Try it: Report every line of the records below that includes the string "this".

Data excerpts:
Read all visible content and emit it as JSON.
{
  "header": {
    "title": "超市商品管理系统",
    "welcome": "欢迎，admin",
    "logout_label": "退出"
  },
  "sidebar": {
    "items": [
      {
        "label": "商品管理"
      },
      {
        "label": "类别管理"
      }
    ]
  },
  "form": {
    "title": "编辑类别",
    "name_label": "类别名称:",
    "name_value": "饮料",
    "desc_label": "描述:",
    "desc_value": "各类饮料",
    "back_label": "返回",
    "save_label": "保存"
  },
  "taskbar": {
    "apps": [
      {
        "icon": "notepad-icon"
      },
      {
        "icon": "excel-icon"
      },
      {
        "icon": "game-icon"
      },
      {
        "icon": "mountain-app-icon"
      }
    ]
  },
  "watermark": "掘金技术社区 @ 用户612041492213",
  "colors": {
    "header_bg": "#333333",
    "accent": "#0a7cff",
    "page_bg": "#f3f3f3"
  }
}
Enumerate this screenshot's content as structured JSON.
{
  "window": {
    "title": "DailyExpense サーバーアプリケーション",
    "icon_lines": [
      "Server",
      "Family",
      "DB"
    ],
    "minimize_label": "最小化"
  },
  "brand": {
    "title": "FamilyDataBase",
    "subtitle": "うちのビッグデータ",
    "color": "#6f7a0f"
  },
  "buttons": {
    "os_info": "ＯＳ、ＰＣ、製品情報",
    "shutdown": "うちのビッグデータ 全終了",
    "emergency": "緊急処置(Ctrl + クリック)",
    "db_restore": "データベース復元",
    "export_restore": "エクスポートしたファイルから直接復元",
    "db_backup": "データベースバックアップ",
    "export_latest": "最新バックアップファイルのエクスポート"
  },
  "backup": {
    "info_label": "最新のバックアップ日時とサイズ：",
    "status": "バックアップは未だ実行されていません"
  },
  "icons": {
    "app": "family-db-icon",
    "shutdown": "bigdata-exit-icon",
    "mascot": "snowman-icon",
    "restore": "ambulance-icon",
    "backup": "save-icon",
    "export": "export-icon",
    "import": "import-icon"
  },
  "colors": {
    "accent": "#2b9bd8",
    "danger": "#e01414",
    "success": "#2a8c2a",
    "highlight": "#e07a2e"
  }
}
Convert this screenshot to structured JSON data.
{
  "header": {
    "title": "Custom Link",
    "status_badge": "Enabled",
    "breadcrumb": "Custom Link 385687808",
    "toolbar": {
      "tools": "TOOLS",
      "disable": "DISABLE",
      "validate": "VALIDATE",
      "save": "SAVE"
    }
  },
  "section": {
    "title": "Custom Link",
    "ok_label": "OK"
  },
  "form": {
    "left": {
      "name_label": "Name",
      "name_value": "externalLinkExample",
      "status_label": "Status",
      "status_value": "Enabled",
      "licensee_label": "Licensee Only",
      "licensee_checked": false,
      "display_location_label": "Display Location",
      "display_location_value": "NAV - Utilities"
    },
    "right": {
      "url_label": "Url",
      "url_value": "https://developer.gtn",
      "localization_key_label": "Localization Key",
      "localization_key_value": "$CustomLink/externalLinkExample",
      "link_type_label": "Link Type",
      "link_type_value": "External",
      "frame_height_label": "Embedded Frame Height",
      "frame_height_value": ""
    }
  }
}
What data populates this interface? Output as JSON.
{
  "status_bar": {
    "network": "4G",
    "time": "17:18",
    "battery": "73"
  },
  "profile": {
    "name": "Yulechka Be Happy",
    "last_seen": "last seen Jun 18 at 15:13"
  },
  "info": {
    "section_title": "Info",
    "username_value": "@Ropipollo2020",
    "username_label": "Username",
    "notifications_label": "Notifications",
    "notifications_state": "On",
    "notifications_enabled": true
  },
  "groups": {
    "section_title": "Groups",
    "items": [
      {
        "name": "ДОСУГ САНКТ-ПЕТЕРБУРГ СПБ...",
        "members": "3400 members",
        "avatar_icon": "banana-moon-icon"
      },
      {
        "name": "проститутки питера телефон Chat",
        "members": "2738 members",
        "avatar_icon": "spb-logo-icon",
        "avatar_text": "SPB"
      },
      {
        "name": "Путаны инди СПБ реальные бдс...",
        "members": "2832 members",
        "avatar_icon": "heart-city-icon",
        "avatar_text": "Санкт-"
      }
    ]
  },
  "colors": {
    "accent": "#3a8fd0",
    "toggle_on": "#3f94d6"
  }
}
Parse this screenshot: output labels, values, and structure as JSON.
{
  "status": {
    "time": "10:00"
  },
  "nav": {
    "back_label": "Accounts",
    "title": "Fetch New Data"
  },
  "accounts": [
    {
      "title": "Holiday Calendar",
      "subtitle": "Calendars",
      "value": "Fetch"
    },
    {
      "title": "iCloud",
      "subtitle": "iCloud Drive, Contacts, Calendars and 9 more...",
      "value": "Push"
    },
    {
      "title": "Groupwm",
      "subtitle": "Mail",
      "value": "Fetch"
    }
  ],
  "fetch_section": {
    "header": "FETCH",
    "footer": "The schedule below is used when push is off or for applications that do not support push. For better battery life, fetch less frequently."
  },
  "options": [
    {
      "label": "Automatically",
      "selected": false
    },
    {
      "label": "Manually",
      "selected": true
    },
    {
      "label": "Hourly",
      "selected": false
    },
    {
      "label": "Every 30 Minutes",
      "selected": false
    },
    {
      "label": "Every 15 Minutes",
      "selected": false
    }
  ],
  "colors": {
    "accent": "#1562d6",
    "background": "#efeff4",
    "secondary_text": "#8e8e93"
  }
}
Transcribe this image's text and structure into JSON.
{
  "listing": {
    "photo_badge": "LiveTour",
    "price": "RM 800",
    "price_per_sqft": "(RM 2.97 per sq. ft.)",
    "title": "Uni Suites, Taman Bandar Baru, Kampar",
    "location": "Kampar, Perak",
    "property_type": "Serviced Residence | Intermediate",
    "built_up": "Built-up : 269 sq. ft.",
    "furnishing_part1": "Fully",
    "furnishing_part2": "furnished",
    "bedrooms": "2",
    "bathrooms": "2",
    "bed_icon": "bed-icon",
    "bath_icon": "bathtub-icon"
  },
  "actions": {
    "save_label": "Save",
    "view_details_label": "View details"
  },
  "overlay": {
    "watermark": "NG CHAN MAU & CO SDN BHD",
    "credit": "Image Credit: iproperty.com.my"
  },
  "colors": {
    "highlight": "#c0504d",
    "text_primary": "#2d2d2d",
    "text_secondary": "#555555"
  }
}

Written reply:
Enumerate this screenshot's content as structured JSON.
Convert this screenshot to structured JSON data.
What data populates this interface? Output as JSON.
Parse this screenshot: output labels, values, and structure as JSON.
Transcribe this image's text and structure into JSON.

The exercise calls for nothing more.